(Collected data entries)

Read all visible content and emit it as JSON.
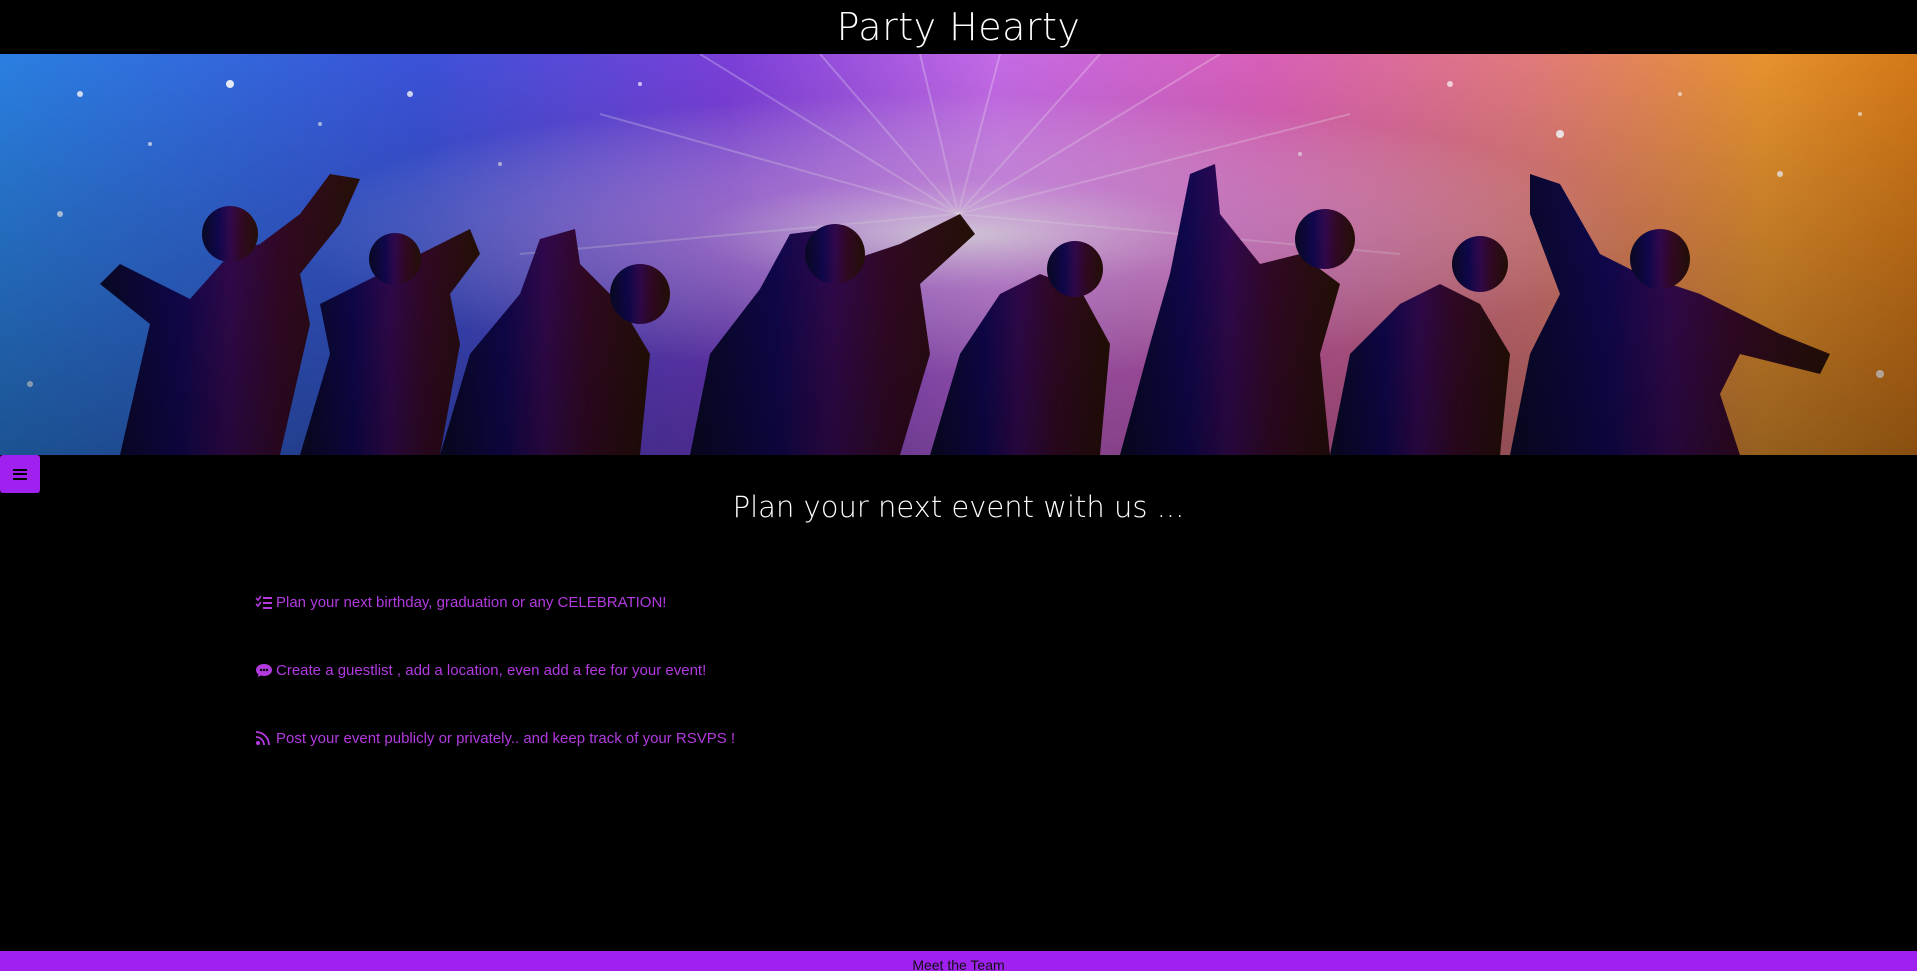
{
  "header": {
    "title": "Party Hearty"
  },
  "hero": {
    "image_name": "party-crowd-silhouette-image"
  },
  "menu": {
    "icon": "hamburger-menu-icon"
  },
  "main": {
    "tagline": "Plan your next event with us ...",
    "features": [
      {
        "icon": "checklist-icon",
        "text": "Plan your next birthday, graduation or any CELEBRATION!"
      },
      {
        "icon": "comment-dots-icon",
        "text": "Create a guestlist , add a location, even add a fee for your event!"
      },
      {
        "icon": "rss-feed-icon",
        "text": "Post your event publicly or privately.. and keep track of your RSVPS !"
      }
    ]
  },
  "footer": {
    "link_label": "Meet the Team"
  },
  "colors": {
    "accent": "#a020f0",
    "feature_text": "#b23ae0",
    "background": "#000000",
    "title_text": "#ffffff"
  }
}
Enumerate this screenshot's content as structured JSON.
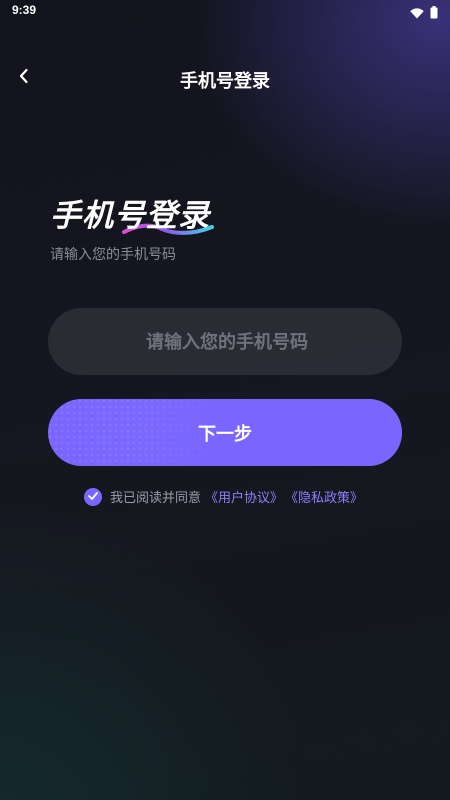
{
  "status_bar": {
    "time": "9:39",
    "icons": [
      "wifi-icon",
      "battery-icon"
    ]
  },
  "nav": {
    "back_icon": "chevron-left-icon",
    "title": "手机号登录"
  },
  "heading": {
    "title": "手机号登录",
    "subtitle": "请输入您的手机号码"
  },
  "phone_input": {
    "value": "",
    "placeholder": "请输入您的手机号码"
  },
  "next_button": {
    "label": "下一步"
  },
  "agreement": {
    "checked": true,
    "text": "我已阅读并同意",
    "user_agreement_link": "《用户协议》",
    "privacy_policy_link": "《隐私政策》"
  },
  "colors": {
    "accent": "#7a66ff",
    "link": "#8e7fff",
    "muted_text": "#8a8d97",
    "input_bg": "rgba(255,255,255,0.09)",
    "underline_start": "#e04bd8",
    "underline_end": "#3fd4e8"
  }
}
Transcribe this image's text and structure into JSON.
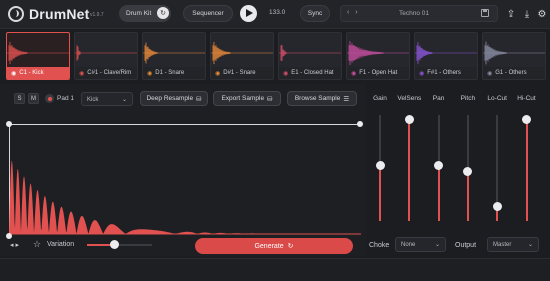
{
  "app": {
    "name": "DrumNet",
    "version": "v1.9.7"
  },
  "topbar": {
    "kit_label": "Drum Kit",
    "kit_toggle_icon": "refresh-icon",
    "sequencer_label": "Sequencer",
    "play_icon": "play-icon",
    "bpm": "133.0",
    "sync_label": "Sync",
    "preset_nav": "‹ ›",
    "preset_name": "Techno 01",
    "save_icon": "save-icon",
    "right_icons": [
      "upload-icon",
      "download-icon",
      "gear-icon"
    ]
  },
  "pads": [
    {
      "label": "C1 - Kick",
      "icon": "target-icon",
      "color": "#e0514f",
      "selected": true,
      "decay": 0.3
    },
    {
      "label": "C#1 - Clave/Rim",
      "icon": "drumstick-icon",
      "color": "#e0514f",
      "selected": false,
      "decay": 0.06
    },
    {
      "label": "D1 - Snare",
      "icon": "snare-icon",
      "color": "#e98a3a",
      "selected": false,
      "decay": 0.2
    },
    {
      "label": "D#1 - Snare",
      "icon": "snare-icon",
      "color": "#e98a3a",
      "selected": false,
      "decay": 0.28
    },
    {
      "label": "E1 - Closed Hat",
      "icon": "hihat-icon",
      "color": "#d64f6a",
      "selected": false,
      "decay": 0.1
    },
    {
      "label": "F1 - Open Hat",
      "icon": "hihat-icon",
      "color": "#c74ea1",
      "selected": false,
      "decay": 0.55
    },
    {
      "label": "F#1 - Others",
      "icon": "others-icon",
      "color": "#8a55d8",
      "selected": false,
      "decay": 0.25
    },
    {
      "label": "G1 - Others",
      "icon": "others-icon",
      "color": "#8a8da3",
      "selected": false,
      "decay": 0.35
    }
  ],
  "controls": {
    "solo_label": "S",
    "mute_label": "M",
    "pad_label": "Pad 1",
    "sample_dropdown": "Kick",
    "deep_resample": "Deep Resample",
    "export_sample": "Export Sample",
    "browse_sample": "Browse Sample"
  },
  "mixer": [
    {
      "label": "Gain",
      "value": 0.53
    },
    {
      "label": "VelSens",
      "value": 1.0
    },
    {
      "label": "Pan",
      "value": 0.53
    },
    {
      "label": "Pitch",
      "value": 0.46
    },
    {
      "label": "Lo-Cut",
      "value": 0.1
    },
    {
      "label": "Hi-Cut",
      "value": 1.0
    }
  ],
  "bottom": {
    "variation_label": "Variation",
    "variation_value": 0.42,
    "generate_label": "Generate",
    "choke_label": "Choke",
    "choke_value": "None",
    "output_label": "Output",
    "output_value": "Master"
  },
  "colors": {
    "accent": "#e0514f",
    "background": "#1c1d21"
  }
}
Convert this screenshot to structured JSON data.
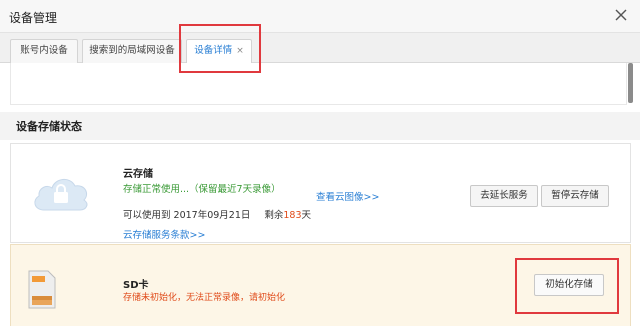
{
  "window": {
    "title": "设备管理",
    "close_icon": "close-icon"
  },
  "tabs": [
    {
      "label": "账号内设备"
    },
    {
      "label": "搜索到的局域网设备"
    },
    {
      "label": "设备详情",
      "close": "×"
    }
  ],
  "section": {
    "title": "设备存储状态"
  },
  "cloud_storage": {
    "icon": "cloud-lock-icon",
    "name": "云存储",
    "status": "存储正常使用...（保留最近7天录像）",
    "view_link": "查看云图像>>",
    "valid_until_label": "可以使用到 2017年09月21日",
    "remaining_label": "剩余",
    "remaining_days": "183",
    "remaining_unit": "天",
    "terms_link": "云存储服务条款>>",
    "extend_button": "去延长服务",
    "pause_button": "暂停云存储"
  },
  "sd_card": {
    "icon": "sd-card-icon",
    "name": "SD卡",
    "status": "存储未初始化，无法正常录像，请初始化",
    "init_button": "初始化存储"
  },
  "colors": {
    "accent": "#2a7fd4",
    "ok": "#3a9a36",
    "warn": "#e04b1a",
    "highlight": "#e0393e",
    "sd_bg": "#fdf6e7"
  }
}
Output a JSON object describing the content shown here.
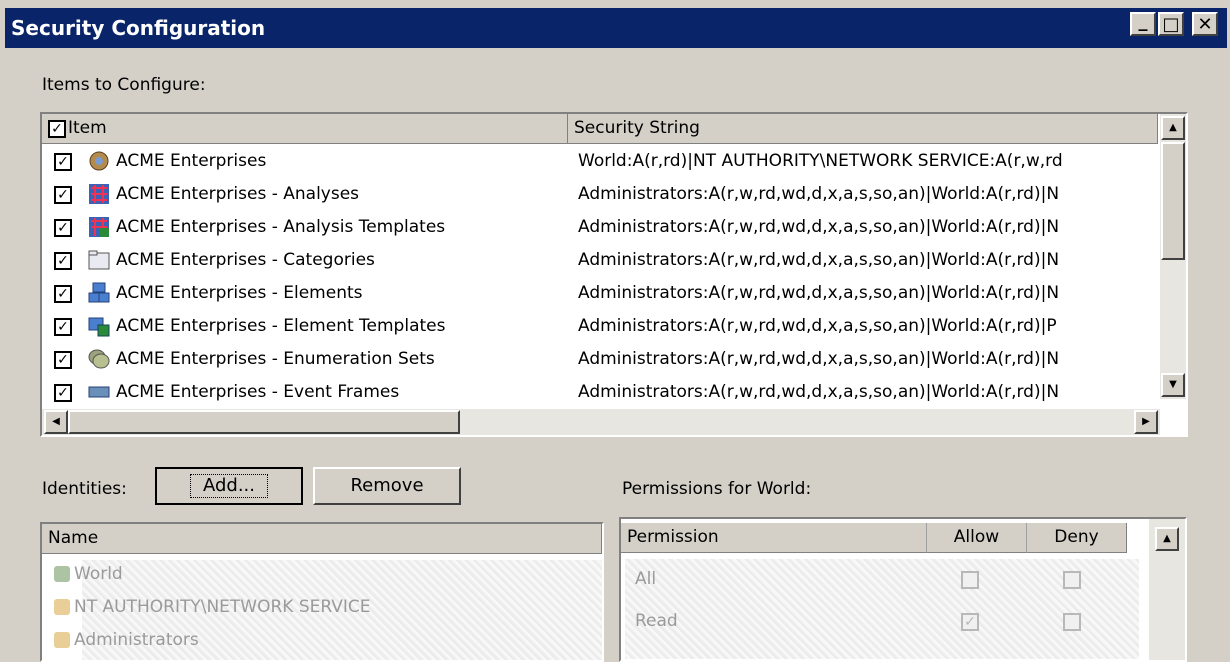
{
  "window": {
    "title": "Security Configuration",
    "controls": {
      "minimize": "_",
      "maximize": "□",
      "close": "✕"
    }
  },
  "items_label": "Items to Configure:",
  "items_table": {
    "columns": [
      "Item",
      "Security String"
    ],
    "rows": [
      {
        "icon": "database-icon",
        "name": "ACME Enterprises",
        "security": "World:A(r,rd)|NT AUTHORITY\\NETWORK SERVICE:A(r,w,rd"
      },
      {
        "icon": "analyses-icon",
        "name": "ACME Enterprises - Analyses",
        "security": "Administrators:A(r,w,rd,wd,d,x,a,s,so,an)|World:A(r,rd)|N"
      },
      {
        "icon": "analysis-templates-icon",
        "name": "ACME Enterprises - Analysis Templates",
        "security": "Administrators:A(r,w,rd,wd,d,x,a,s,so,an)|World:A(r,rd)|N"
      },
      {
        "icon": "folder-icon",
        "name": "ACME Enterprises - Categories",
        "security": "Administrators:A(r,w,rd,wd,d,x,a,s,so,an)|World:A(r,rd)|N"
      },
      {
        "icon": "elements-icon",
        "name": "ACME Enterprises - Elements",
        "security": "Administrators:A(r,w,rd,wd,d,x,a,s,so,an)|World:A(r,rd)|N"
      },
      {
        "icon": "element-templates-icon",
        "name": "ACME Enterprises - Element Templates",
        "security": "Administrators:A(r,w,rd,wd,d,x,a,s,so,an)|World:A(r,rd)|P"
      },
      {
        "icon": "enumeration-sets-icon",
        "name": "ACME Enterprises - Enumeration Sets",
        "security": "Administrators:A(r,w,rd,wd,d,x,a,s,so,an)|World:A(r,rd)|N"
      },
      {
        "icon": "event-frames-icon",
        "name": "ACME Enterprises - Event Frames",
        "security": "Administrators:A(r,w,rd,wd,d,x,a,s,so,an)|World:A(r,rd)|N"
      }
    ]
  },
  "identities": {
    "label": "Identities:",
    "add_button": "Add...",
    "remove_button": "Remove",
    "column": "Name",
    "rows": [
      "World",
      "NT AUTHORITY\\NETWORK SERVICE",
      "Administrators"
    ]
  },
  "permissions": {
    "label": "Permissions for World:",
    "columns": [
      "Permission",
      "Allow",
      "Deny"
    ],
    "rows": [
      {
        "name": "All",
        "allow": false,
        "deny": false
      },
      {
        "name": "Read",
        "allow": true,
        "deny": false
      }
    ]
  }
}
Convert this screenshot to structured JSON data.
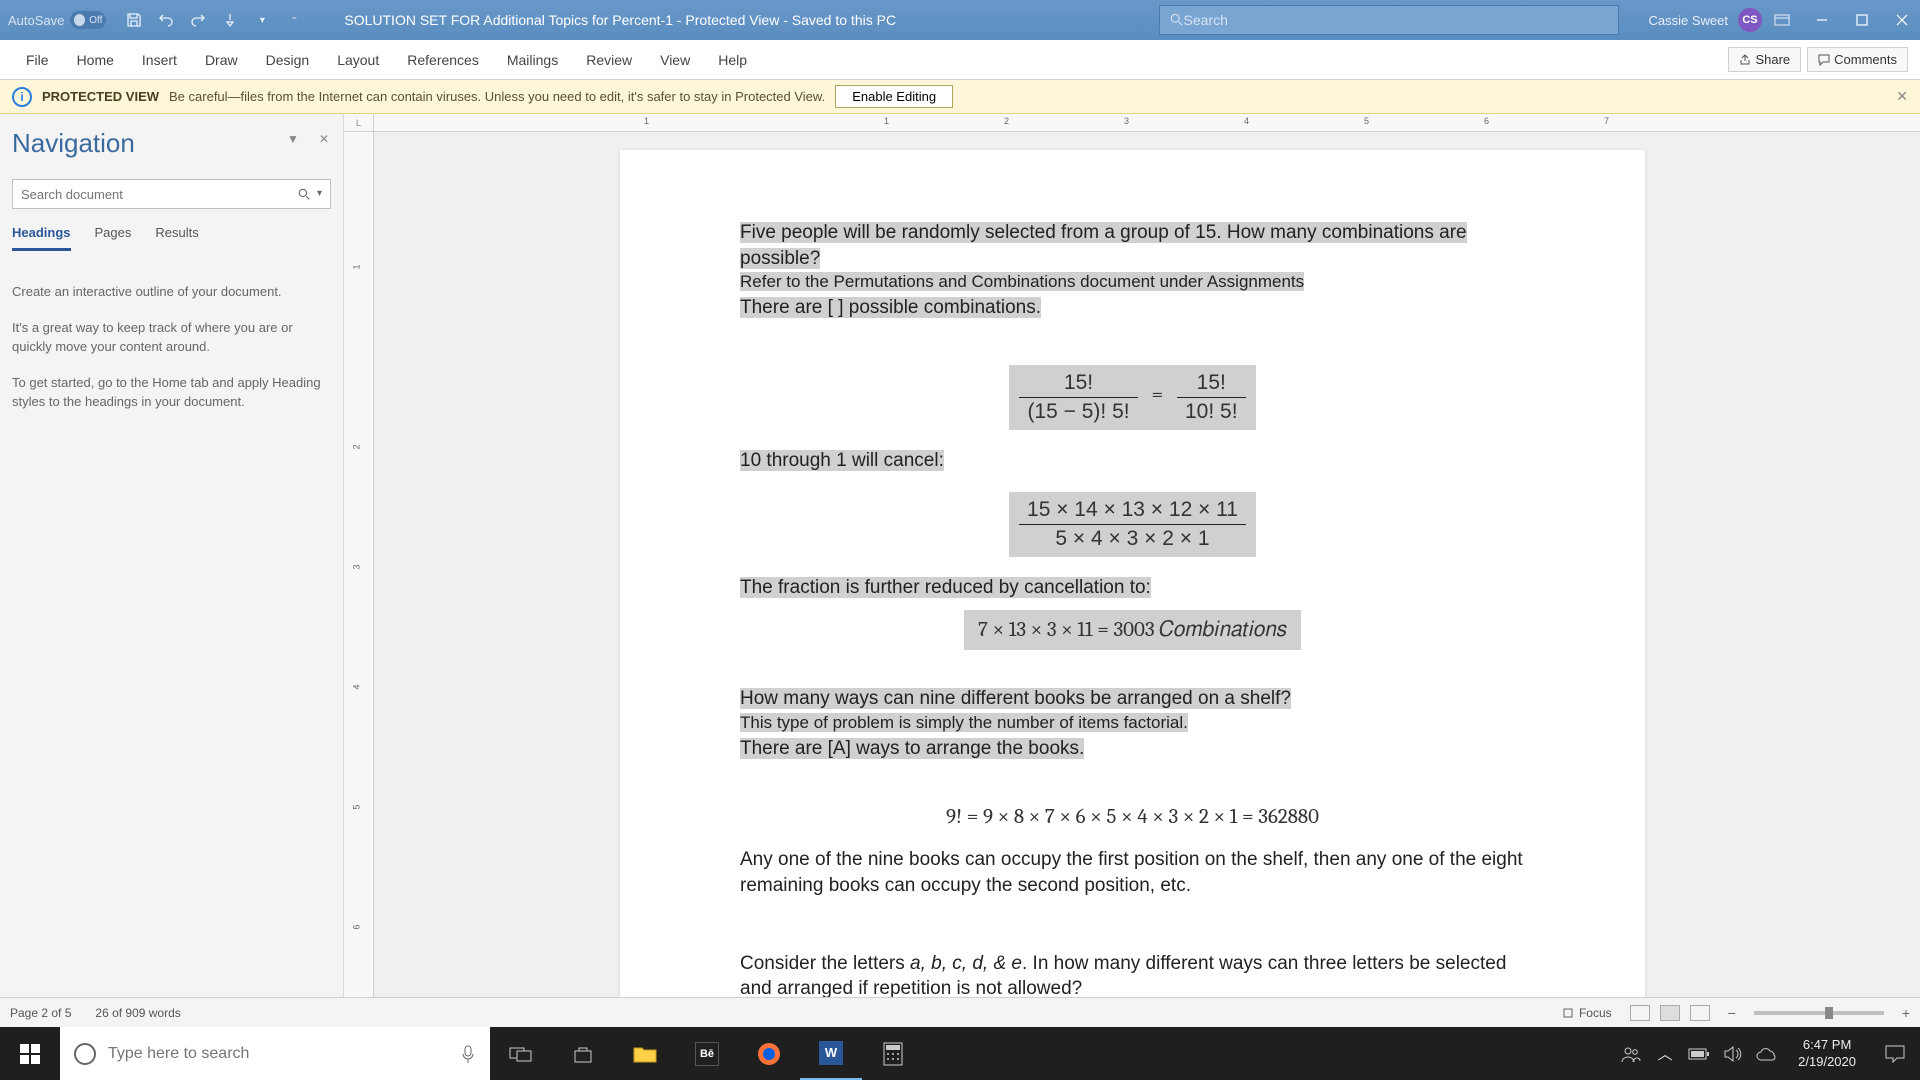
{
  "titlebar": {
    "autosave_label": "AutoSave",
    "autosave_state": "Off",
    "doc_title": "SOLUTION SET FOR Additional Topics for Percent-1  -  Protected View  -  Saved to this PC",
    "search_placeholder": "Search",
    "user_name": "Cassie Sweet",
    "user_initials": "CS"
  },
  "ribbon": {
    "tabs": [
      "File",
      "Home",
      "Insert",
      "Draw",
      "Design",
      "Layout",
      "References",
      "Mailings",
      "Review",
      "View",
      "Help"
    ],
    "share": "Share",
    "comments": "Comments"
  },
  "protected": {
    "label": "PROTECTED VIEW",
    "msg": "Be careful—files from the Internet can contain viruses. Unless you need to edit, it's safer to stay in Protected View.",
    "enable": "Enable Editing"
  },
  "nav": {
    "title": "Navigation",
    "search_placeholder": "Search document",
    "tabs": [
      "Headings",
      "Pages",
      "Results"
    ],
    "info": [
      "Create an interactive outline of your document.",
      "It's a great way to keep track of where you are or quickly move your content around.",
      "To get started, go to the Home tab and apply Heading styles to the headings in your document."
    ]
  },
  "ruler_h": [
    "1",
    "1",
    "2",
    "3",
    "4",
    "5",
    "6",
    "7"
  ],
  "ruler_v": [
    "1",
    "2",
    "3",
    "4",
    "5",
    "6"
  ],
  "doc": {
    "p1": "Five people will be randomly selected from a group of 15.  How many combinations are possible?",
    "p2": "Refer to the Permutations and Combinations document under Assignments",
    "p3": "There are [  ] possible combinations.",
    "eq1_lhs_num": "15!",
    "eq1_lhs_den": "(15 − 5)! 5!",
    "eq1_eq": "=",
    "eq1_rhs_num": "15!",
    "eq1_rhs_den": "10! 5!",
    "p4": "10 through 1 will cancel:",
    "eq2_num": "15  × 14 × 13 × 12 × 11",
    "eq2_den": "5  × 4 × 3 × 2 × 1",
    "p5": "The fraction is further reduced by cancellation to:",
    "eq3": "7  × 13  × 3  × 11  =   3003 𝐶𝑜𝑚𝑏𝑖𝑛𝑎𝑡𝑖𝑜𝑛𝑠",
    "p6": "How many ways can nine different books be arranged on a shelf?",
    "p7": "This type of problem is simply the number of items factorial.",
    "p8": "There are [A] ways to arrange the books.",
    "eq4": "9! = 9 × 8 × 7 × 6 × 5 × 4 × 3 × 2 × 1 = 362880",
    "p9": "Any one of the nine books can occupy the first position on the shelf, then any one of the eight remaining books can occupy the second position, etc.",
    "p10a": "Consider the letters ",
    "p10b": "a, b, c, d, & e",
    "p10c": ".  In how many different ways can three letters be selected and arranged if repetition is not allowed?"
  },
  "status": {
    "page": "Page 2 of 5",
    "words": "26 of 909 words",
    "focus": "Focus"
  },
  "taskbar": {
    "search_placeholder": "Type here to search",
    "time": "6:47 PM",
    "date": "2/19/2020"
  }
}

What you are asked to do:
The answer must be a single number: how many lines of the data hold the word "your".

Result for this task:
7